Records for the exercise.
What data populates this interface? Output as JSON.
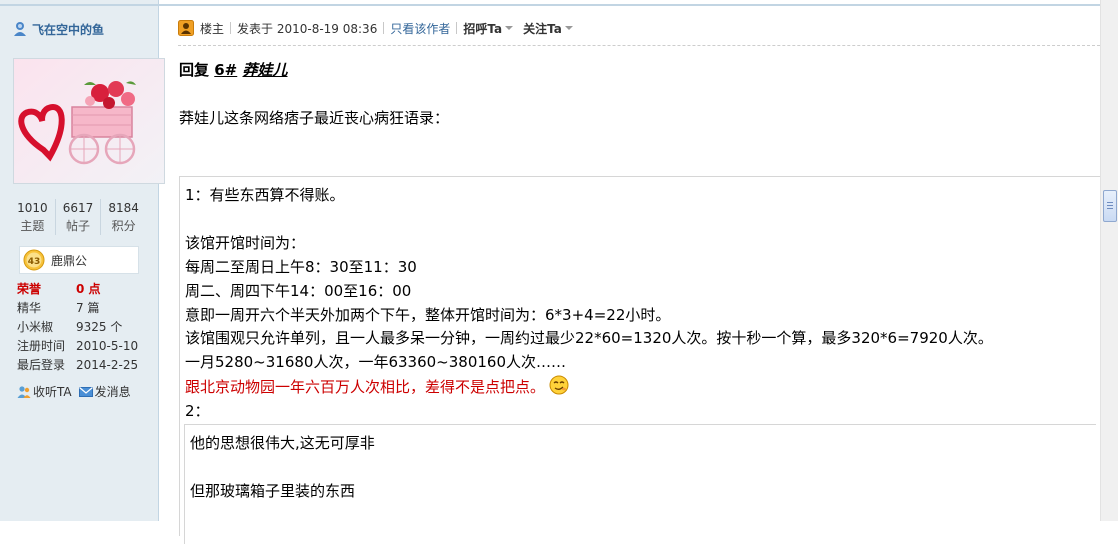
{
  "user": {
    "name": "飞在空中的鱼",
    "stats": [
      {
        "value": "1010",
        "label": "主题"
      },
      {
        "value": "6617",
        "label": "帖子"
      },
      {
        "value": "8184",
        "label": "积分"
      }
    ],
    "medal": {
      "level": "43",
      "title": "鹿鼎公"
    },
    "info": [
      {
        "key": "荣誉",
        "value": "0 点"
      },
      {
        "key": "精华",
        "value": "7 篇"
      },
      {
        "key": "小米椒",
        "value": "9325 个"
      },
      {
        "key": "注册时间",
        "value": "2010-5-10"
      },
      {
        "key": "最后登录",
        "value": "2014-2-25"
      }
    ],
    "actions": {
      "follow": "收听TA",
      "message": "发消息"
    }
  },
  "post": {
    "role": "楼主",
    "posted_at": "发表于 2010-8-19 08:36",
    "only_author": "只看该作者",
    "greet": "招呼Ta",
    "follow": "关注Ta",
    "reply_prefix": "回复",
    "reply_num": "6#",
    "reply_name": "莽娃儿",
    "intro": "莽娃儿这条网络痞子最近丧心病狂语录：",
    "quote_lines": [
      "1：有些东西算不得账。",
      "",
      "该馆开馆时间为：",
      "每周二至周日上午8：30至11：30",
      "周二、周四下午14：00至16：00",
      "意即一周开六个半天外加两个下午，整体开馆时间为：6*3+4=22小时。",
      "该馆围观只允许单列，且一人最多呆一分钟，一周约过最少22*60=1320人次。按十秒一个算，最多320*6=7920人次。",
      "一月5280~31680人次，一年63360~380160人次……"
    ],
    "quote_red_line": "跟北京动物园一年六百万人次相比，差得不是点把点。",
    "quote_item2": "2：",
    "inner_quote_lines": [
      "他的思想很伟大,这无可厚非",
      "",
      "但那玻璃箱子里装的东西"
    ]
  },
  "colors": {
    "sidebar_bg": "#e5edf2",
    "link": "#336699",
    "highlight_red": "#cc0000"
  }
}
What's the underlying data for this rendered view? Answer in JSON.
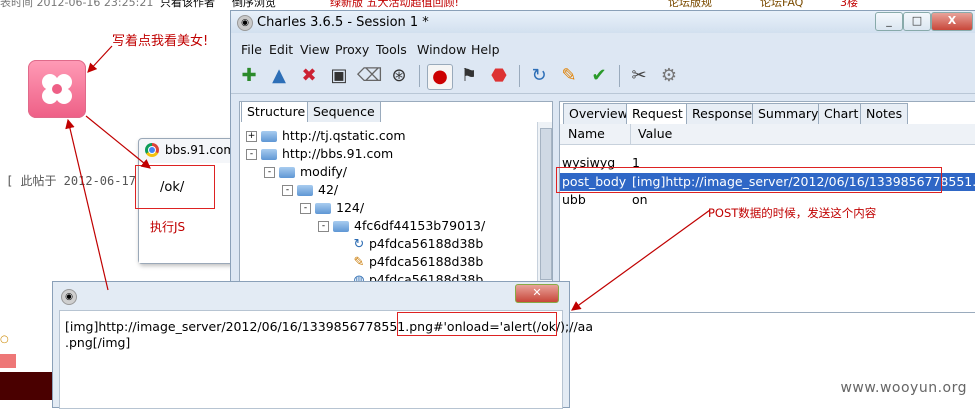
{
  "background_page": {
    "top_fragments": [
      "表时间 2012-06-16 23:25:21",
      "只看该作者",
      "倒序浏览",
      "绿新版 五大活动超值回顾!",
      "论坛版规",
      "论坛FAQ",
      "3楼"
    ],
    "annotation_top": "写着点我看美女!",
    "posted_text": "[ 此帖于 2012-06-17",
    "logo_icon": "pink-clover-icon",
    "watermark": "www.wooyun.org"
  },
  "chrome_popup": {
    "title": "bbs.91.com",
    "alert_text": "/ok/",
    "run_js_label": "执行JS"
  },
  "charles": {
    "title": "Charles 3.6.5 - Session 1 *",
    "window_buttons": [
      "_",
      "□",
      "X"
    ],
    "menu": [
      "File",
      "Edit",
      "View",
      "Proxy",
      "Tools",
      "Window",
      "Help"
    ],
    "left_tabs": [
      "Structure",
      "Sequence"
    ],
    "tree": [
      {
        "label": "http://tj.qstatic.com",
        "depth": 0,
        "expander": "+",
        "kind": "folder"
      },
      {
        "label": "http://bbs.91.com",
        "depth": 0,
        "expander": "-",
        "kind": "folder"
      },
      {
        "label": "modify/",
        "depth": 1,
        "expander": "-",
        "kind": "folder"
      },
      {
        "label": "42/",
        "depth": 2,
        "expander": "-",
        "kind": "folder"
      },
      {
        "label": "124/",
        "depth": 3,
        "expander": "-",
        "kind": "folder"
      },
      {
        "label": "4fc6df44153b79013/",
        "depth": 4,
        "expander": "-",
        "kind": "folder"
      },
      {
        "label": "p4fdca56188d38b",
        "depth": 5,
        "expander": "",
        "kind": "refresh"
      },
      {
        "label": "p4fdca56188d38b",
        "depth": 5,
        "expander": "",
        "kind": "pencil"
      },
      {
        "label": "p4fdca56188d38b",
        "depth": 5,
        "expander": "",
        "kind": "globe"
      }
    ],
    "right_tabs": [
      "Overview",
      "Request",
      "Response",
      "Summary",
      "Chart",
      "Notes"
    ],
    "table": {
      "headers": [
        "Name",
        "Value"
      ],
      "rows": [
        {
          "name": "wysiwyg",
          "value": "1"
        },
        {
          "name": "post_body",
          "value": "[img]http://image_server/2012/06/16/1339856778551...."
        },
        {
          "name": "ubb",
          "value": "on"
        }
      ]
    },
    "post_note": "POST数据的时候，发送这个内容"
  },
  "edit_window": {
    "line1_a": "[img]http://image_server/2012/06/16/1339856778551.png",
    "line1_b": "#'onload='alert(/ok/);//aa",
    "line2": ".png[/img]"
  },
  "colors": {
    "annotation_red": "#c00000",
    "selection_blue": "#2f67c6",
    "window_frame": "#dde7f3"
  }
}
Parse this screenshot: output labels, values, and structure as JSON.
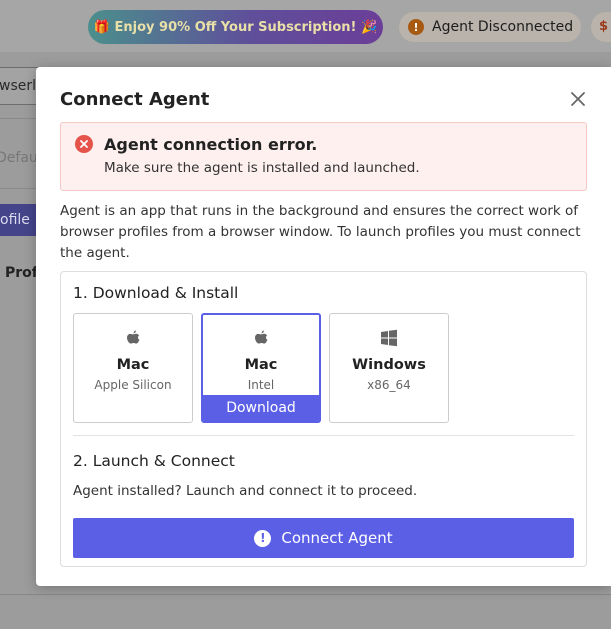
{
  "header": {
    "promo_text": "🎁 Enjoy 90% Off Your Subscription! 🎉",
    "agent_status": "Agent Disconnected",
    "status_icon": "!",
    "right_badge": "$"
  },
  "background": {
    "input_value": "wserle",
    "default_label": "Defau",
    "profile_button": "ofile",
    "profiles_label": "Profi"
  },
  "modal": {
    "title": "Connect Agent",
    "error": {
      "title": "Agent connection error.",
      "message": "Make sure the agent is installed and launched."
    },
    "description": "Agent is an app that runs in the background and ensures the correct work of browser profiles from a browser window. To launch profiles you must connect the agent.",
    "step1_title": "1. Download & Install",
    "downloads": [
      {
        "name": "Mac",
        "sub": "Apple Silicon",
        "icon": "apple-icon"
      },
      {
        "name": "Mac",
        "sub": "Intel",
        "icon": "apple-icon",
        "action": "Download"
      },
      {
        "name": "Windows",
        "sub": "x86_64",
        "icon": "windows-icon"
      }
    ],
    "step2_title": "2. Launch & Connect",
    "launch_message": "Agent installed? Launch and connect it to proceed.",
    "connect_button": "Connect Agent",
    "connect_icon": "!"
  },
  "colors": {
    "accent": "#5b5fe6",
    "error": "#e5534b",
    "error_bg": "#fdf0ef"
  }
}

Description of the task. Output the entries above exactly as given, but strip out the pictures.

Solution.
What data populates this interface? Output as JSON.
{
  "user": {
    "name": "飞在空中的鱼",
    "stats": [
      {
        "value": "1010",
        "label": "主题"
      },
      {
        "value": "6617",
        "label": "帖子"
      },
      {
        "value": "8184",
        "label": "积分"
      }
    ],
    "medal": {
      "level": "43",
      "title": "鹿鼎公"
    },
    "info": [
      {
        "key": "荣誉",
        "value": "0 点"
      },
      {
        "key": "精华",
        "value": "7 篇"
      },
      {
        "key": "小米椒",
        "value": "9325 个"
      },
      {
        "key": "注册时间",
        "value": "2010-5-10"
      },
      {
        "key": "最后登录",
        "value": "2014-2-25"
      }
    ],
    "actions": {
      "follow": "收听TA",
      "message": "发消息"
    }
  },
  "post": {
    "role": "楼主",
    "posted_at": "发表于 2010-8-19 08:36",
    "only_author": "只看该作者",
    "greet": "招呼Ta",
    "follow": "关注Ta",
    "reply_prefix": "回复",
    "reply_num": "6#",
    "reply_name": "莽娃儿",
    "intro": "莽娃儿这条网络痞子最近丧心病狂语录：",
    "quote_lines": [
      "1：有些东西算不得账。",
      "",
      "该馆开馆时间为：",
      "每周二至周日上午8：30至11：30",
      "周二、周四下午14：00至16：00",
      "意即一周开六个半天外加两个下午，整体开馆时间为：6*3+4=22小时。",
      "该馆围观只允许单列，且一人最多呆一分钟，一周约过最少22*60=1320人次。按十秒一个算，最多320*6=7920人次。",
      "一月5280~31680人次，一年63360~380160人次……"
    ],
    "quote_red_line": "跟北京动物园一年六百万人次相比，差得不是点把点。",
    "quote_item2": "2：",
    "inner_quote_lines": [
      "他的思想很伟大,这无可厚非",
      "",
      "但那玻璃箱子里装的东西"
    ]
  },
  "colors": {
    "sidebar_bg": "#e5edf2",
    "link": "#336699",
    "highlight_red": "#cc0000"
  }
}
What's the underlying data for this rendered view? Answer in JSON.
{
  "background_page": {
    "top_fragments": [
      "表时间 2012-06-16 23:25:21",
      "只看该作者",
      "倒序浏览",
      "绿新版 五大活动超值回顾!",
      "论坛版规",
      "论坛FAQ",
      "3楼"
    ],
    "annotation_top": "写着点我看美女!",
    "posted_text": "[ 此帖于 2012-06-17",
    "logo_icon": "pink-clover-icon",
    "watermark": "www.wooyun.org"
  },
  "chrome_popup": {
    "title": "bbs.91.com",
    "alert_text": "/ok/",
    "run_js_label": "执行JS"
  },
  "charles": {
    "title": "Charles 3.6.5 - Session 1 *",
    "window_buttons": [
      "_",
      "□",
      "X"
    ],
    "menu": [
      "File",
      "Edit",
      "View",
      "Proxy",
      "Tools",
      "Window",
      "Help"
    ],
    "left_tabs": [
      "Structure",
      "Sequence"
    ],
    "tree": [
      {
        "label": "http://tj.qstatic.com",
        "depth": 0,
        "expander": "+",
        "kind": "folder"
      },
      {
        "label": "http://bbs.91.com",
        "depth": 0,
        "expander": "-",
        "kind": "folder"
      },
      {
        "label": "modify/",
        "depth": 1,
        "expander": "-",
        "kind": "folder"
      },
      {
        "label": "42/",
        "depth": 2,
        "expander": "-",
        "kind": "folder"
      },
      {
        "label": "124/",
        "depth": 3,
        "expander": "-",
        "kind": "folder"
      },
      {
        "label": "4fc6df44153b79013/",
        "depth": 4,
        "expander": "-",
        "kind": "folder"
      },
      {
        "label": "p4fdca56188d38b",
        "depth": 5,
        "expander": "",
        "kind": "refresh"
      },
      {
        "label": "p4fdca56188d38b",
        "depth": 5,
        "expander": "",
        "kind": "pencil"
      },
      {
        "label": "p4fdca56188d38b",
        "depth": 5,
        "expander": "",
        "kind": "globe"
      }
    ],
    "right_tabs": [
      "Overview",
      "Request",
      "Response",
      "Summary",
      "Chart",
      "Notes"
    ],
    "table": {
      "headers": [
        "Name",
        "Value"
      ],
      "rows": [
        {
          "name": "wysiwyg",
          "value": "1"
        },
        {
          "name": "post_body",
          "value": "[img]http://image_server/2012/06/16/1339856778551...."
        },
        {
          "name": "ubb",
          "value": "on"
        }
      ]
    },
    "post_note": "POST数据的时候，发送这个内容"
  },
  "edit_window": {
    "line1_a": "[img]http://image_server/2012/06/16/1339856778551.png",
    "line1_b": "#'onload='alert(/ok/);//aa",
    "line2": ".png[/img]"
  },
  "colors": {
    "annotation_red": "#c00000",
    "selection_blue": "#2f67c6",
    "window_frame": "#dde7f3"
  }
}
Parse this screenshot: output labels, values, and structure as JSON.
{
  "header": {
    "promo_text": "🎁 Enjoy 90% Off Your Subscription! 🎉",
    "agent_status": "Agent Disconnected",
    "status_icon": "!",
    "right_badge": "$"
  },
  "background": {
    "input_value": "wserle",
    "default_label": "Defau",
    "profile_button": "ofile",
    "profiles_label": "Profi"
  },
  "modal": {
    "title": "Connect Agent",
    "error": {
      "title": "Agent connection error.",
      "message": "Make sure the agent is installed and launched."
    },
    "description": "Agent is an app that runs in the background and ensures the correct work of browser profiles from a browser window. To launch profiles you must connect the agent.",
    "step1_title": "1. Download & Install",
    "downloads": [
      {
        "name": "Mac",
        "sub": "Apple Silicon",
        "icon": "apple-icon"
      },
      {
        "name": "Mac",
        "sub": "Intel",
        "icon": "apple-icon",
        "action": "Download"
      },
      {
        "name": "Windows",
        "sub": "x86_64",
        "icon": "windows-icon"
      }
    ],
    "step2_title": "2. Launch & Connect",
    "launch_message": "Agent installed? Launch and connect it to proceed.",
    "connect_button": "Connect Agent",
    "connect_icon": "!"
  },
  "colors": {
    "accent": "#5b5fe6",
    "error": "#e5534b",
    "error_bg": "#fdf0ef"
  }
}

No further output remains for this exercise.